Johnson's a key part - but not the only part - of Miami's rise. The Hurricanes have been totally rebuilt in recent years, taken their share of lumps along the way, but finished this season tied atop the ACC regular-season standings and have put together the second-most wins in program history.
If Reeves bought that plane ticket, chances are none of it would be happening.
''It happens every year,'' Miami coach Katie Meier said. ''Every kid who's got that fire, their transition is always difficult. She's not the first freshman that had a blowup and said they were quitting. And she's used that wisdom every year. But for her, I think it was a real big experience and part of why she's so special.''
Meier and Johnson clash during time-outs and practice at times, argue over philosophies and play calls, though it never escalates much past the bickering stage.
There's a reason: Each sees much of herself in the other.
Johnson was promised starting spots by several coaches in the recruiting process, complimented profusely by just about everyone who sat with her when she was in high school, got told repeatedly that she could be among the nation's very best. Meier went another way, only promising Johnson that if she came to Miami and listened, she'd get better.
The approach worked. Johnson picked Miami. The Hurricanes - who have a slew of talent like Riquna Williams and Morgan Stroman alongside Johnson - have soared since.
Before Johnson came to Miami, the Hurricanes were 9-21. Since: 13-17 when she was a freshman, 22-14 and WNIT finalists as a sophomore, and 27-4 so far this season.
''I came here to play for Katie Meier,'' Johnson said. ''She said if she got her kids in here, it would be a different program. I trusted Katie Meier. I trusted her with my life. I believe that she's a great woman. She's a woman of her word.''

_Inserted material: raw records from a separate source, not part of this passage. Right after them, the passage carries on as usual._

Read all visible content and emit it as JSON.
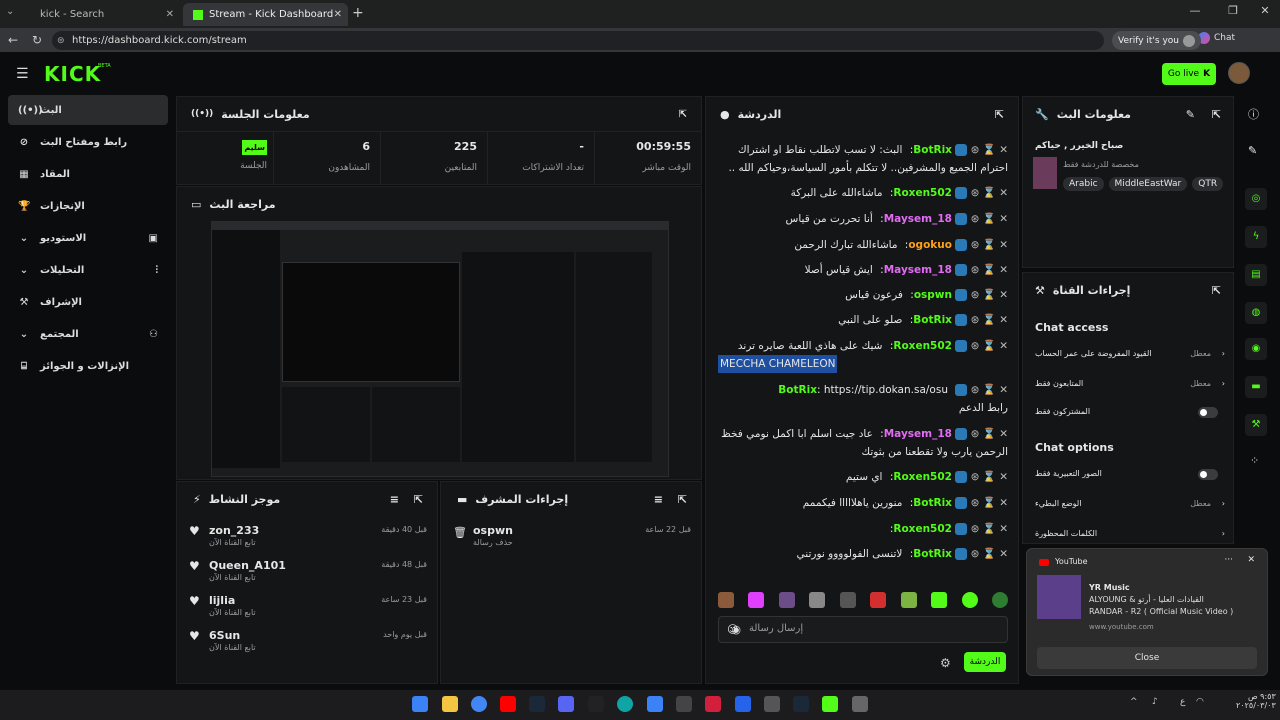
{
  "browser": {
    "tabs": [
      {
        "label": "kick - Search"
      },
      {
        "label": "Stream - Kick Dashboard"
      }
    ],
    "url": "https://dashboard.kick.com/stream",
    "verify": "Verify it's you",
    "chat_btn": "Chat"
  },
  "kick": {
    "logo": "KICK",
    "beta": "BETA",
    "go_live": "Go live"
  },
  "sidebar": {
    "items": [
      {
        "label": "البث"
      },
      {
        "label": "رابط ومفتاح البث"
      },
      {
        "label": "المقاد"
      },
      {
        "label": "الإنجازات"
      },
      {
        "label": "الاستوديو"
      },
      {
        "label": "التحليلات"
      },
      {
        "label": "الإشراف"
      },
      {
        "label": "المجتمع"
      },
      {
        "label": "الإنزالات و الجوائز"
      }
    ]
  },
  "session": {
    "title": "معلومات الجلسة",
    "stats": [
      {
        "value": "00:59:55",
        "label": "الوقت مباشر"
      },
      {
        "value": "-",
        "label": "تعداد الاشتراكات"
      },
      {
        "value": "225",
        "label": "المتابعين"
      },
      {
        "value": "6",
        "label": "المشاهدون"
      },
      {
        "value": "سليم",
        "label": "الجلسة"
      }
    ]
  },
  "preview": {
    "title": "مراجعة البث"
  },
  "activity": {
    "title": "موجز النشاط",
    "items": [
      {
        "user": "zon_233",
        "sub": "تابع القناة الآن",
        "time": "قبل 40 دقيقة"
      },
      {
        "user": "Queen_A101",
        "sub": "تابع القناة الآن",
        "time": "قبل 48 دقيقة"
      },
      {
        "user": "lijlia",
        "sub": "تابع القناة الآن",
        "time": "قبل 23 ساعة"
      },
      {
        "user": "6Sun",
        "sub": "تابع القناة الآن",
        "time": "قبل يوم واحد"
      }
    ]
  },
  "modactions": {
    "title": "إجراءات المشرف",
    "items": [
      {
        "user": "ospwn",
        "sub": "حذف رسالة",
        "time": "قبل 22 ساعة"
      }
    ]
  },
  "chat": {
    "title": "الدردشة",
    "messages": [
      {
        "user": "BotRix",
        "text": "البث: لا تسب لاتطلب نقاط او اشتراك",
        "color": "#53fc18",
        "extra": "احترام الجميع والمشرفين.. لا تتكلم بأمور السياسة،وحياكم الله ..",
        "hl": ""
      },
      {
        "user": "Roxen502",
        "text": "ماشاءالله على البركة",
        "color": "#53fc18",
        "extra": "",
        "hl": ""
      },
      {
        "user": "Maysem_18",
        "text": "أنا تحررت من قياس",
        "color": "#e36bf5",
        "extra": "",
        "hl": ""
      },
      {
        "user": "ogokuo",
        "text": "ماشاءالله تبارك الرحمن",
        "color": "#ff9f1a",
        "extra": "",
        "hl": ""
      },
      {
        "user": "Maysem_18",
        "text": "ايش قياس أصلا",
        "color": "#e36bf5",
        "extra": "",
        "hl": ""
      },
      {
        "user": "ospwn",
        "text": "فرعون قياس",
        "color": "#53fc18",
        "extra": "",
        "hl": ""
      },
      {
        "user": "BotRix",
        "text": "صلو على النبي",
        "color": "#53fc18",
        "extra": "",
        "hl": ""
      },
      {
        "user": "Roxen502",
        "text": "شيك على هاذي اللعبة صايره ترند",
        "color": "#53fc18",
        "extra": "",
        "hl": "MECCHA CHAMELEON"
      },
      {
        "user": "BotRix",
        "text": "https://tip.dokan.sa/osu",
        "color": "#53fc18",
        "extra": "رابط الدعم",
        "hl": ""
      },
      {
        "user": "Maysem_18",
        "text": "عاد جيت اسلم ابا اكمل نومي فخظ",
        "color": "#e36bf5",
        "extra": "الرحمن يارب ولا تقطعنا من بثوتك",
        "hl": ""
      },
      {
        "user": "Roxen502",
        "text": "اي ستيم",
        "color": "#53fc18",
        "extra": "",
        "hl": ""
      },
      {
        "user": "BotRix",
        "text": "منورين ياهلااااا فيكممم",
        "color": "#53fc18",
        "extra": "",
        "hl": ""
      },
      {
        "user": "Roxen502",
        "text": "",
        "color": "#53fc18",
        "extra": "",
        "hl": ""
      },
      {
        "user": "BotRix",
        "text": "لاتنسى الفولوووو نورتني",
        "color": "#53fc18",
        "extra": "",
        "hl": ""
      }
    ],
    "input_placeholder": "إرسال رسالة",
    "send": "الدردشة"
  },
  "streaminfo": {
    "title": "معلومات البث",
    "stream_title": "صباح الخيرر , حياكم",
    "category": "مخصصة للدردشة فقط",
    "tags": [
      "Arabic",
      "MiddleEastWar",
      "QTR"
    ]
  },
  "channel": {
    "title": "إجراءات القناة",
    "access_title": "Chat access",
    "access": [
      {
        "label": "القيود المفروضة على عمر الحساب",
        "value": "معطل"
      },
      {
        "label": "المتابعون فقط",
        "value": "معطل"
      },
      {
        "label": "المشتركون فقط",
        "value": ""
      }
    ],
    "options_title": "Chat options",
    "options": [
      {
        "label": "الصور التعبيرية فقط",
        "value": ""
      },
      {
        "label": "الوضع البطيء",
        "value": "معطل"
      },
      {
        "label": "الكلمات المحظورة",
        "value": ""
      }
    ]
  },
  "toast": {
    "app": "YouTube",
    "title": "YR Music",
    "line1": "ALYOUNG & القيادات العليا - أرتو",
    "line2": "RANDAR - R2 ( Official Music Video )",
    "url": "www.youtube.com",
    "close": "Close"
  },
  "tray": {
    "time": "٩:٥٣ ص",
    "date": "٢٠٢٥/٠٣/٠٣",
    "lang": "ع"
  }
}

The Hurricanes will have everyone back next season, but Johnson wants no part of what-might-be-coming talk. Nor is she that impressed by her resume: 19.7 points, 8.2 rebounds, 3.7 assists and 3.2 steals per game, numbers that will almost certainly garner her All-American consideration.
For that matter, she doesn't even want to think about Oklahoma, the team Miami may meet in the second round. It's all about Gardner-Webb, a program Johnson hadn't heard of until the brackets came out earlier this week.
The only guarantee she'll make is this: Unlike that summer in 2008, Johnson won't quit on the Hurricanes this Sunday.
''We're not focused on G-Webb,'' Johnson said. ''We're focused on Miami. We don't care what they do. What we do, it's hard for everyone else to stop. So if we do what we do, and we do it great, they're going to have problems.''